Almost two years ago I wrote a blog on how the workplace for which we are charged with preparing today’s students is changing (The Future May Not Be What It Used to Be). The blog discussed the results of three studies showing a dramatic shift toward freelance and contracted work as we emerged from the recession at the beginning of this decade. The research showed a doubling of freelance and contracted workers between 2005 and 2015 and predicted rapid growth for the foreseeable future. In fact, one of the studies by professors at Harvard and Princeton predicted that 50% of the American workforce would be engaged in freelance, contracted, and temporary work within the next decade.
Now, an updated survey by Upwork and Freelancer’s Union, Freelancing in America, has found that the portion of American workers engaged in freelance and similar work has already reached 35%, or 57 million workers, up from 10% in 2005. The good news about this trend is that it provides significant flexibility to workers regarding when and with whom they will work. It also opens the door to workers who may not be able to perform in traditional work environments because of personal or health issues. Further, freelance work is often tied to technology and can be done remotely, allowing businesses to have access to talent and skills that might not be available locally.
However, this dramatic shift in how work is performed by a large portion of workers is too often unnoticed and ignored by those who are responsible for preparing today’s students for their future. To some extent this situation is not surprising as most jobs in education and the experience of educators tend to be more traditional in nature, including an ongoing contract for work with set compensation and benefits and employer-provided supervision.
Further, the design of the learning experience in most schools reflects traditional workplace conditions. Employers decide what and how work will be done. Employers provide supervision and evaluation of work as it is performed. Employers decide when additional learning and skill upgrades are needed. Employers take responsibility for developing business plans and ensuring business viability. These conditions are typically not present in the freelance and contract employment world.

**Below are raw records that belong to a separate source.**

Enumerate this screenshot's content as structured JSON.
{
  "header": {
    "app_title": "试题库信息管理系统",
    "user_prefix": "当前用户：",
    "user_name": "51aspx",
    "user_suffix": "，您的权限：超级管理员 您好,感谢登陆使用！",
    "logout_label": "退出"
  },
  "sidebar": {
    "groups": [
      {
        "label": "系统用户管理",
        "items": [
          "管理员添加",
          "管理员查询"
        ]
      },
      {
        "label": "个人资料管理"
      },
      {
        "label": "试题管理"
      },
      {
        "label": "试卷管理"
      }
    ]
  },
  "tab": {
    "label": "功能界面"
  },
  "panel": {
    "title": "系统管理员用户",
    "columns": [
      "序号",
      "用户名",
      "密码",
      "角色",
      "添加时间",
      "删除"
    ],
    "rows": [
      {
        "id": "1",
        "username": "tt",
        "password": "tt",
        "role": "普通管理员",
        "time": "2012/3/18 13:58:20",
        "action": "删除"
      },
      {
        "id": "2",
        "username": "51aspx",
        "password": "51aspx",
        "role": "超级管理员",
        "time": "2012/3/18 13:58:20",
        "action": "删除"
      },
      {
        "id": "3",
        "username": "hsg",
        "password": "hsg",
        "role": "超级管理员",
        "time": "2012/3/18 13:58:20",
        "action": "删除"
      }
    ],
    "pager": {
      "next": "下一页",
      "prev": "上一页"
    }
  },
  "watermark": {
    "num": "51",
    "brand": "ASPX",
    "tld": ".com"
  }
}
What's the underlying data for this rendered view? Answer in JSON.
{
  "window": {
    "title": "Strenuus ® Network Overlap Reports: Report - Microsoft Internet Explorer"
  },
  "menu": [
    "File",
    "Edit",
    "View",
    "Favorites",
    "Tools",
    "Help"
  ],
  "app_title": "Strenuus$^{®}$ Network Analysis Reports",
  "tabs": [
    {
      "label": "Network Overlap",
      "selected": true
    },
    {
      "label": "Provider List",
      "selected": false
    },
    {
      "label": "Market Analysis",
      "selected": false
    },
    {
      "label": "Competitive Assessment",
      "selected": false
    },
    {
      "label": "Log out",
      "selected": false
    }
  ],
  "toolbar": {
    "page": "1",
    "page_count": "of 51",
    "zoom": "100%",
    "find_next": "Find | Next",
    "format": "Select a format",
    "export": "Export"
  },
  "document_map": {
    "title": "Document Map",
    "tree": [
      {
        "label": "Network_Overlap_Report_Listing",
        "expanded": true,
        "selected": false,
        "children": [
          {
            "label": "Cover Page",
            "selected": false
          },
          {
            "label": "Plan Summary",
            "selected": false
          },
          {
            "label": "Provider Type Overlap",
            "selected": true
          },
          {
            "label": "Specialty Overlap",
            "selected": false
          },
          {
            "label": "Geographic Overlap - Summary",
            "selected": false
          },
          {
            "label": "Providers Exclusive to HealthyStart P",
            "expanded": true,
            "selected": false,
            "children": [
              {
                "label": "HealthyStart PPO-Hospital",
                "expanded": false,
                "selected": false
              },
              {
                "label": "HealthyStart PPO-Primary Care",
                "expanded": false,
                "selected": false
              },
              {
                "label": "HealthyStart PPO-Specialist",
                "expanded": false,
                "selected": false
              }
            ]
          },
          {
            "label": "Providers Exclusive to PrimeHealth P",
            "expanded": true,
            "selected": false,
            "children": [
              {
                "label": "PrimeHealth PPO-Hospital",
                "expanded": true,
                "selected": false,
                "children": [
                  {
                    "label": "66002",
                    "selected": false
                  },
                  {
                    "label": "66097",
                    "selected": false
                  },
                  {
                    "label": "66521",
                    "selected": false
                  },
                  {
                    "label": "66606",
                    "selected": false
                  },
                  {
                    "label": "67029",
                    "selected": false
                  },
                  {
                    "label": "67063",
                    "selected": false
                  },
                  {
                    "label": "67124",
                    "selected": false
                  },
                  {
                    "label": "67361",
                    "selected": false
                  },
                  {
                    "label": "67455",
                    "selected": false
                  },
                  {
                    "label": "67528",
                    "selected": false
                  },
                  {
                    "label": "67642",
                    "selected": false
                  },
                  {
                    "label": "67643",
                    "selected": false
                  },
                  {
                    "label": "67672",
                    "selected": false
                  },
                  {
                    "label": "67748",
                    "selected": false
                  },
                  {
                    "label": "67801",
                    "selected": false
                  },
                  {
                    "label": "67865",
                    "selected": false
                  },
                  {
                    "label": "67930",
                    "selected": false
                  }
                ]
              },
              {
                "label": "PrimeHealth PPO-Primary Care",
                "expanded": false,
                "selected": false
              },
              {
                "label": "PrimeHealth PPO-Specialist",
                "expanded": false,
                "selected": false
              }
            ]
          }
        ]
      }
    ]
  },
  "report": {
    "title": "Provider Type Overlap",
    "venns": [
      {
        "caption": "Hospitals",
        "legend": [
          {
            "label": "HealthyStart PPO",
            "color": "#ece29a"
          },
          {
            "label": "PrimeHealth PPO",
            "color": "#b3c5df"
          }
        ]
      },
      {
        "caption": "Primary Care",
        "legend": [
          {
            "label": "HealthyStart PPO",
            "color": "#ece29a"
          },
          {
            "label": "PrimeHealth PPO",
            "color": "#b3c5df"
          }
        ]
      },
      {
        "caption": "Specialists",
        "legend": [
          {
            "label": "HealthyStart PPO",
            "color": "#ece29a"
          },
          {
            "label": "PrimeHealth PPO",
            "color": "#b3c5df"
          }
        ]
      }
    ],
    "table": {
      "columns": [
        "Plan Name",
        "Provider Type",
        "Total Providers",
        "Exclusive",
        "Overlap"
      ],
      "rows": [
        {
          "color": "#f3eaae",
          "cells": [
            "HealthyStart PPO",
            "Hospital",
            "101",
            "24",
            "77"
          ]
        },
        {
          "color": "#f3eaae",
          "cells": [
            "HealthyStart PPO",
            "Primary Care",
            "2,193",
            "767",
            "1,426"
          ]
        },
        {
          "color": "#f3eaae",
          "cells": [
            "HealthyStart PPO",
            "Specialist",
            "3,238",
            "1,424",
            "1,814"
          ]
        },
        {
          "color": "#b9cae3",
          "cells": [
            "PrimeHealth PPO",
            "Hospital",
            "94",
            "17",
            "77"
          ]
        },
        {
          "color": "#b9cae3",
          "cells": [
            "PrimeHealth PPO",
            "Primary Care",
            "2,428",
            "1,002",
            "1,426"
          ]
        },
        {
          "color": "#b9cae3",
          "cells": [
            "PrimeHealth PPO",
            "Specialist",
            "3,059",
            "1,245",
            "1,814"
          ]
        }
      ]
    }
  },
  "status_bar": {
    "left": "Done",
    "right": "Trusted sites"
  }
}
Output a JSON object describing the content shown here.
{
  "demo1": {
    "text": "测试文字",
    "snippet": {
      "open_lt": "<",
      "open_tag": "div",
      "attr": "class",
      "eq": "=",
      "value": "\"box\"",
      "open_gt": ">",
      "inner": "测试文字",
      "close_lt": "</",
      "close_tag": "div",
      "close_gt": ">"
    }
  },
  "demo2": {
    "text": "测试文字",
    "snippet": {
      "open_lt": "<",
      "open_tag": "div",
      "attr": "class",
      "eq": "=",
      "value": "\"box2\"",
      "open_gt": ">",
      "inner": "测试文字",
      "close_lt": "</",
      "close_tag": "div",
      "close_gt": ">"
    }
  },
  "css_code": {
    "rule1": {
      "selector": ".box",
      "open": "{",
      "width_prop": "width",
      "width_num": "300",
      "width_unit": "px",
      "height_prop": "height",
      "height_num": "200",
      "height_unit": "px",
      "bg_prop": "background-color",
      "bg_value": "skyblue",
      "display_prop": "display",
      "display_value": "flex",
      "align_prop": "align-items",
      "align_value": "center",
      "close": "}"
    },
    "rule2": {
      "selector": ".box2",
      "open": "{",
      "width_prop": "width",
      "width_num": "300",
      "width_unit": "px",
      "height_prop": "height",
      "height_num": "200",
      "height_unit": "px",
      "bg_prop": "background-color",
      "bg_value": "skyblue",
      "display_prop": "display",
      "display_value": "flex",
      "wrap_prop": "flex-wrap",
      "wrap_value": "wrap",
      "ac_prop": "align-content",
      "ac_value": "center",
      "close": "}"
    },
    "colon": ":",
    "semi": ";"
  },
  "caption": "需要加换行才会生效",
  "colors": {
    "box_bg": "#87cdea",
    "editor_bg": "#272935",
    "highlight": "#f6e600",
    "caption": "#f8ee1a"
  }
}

In freelance work, workers must decide what work to do and how to do it. They must take responsibility for the consistent quality of the work they do, or they will not continue to work. Workers need to identify where and when to update skills and engage in new learning to stay current and competitive. They must also take responsibility for developing and operating a business, even if they work alone.
How urgent is the need to change the experience of learners to prepare them for this new world of work? The Freelancing in America survey found that almost 90% of the more than 6,000 freelancers they surveyed wished their education had better prepared them for the work environment in which they find themselves.
Making this challenge even more urgent is the demographic profile of those who are engaging in and planning a career in freelance work. It happens that younger workers are more likely to be doing freelance work than their older counterparts. More than 50% of Gen Z professionals are doing at least some contract or freelance work according to the Freelancing in America survey. This compares to around 30% of baby boomers and Gen Xers and 40% of millennials.
The bottom line is that a large portion of today’s students will launch and build their careers doing freelance and contract work. Yet, our education system is designed to prepare them for a traditional work environment. We can no longer ignore the needs of these learners and the growing needs of our economy to have workers prepared for success in this type of work.
What is your school doing to prepare students to identify their learning needs and decide what skills to develop? How are students learning to take responsibility for the quality of their work? To what extent are they learning to start and operate a business on their own?
Katz, L. F., & Krueger, A. B. (2018, December 19). The rise and nature of alternative work arrangements in the United States, 1995-2015. Retrieved from https://journals.sagepub.com/doi/abs/10.1177/0019793918820008
Noguchi, Y. (2018, January 22). Freelanced: The rise of the contract workforce. Retrieved from https://www.npr.org/2018/01/22/578825135/rise-of-the-contract-workers-work-is-different-now
NPR/Marist Poll Results January 2018: Picture of Work: http://maristpoll.marist.edu/nprmarist-poll-results-january-2018-picture-of-work
Upwork and Freelancers Union. (October 3, 2019) Sixth Annual “Freelancing in America” survey. https://www.upwork.com/i/freelancing-in-america/2019/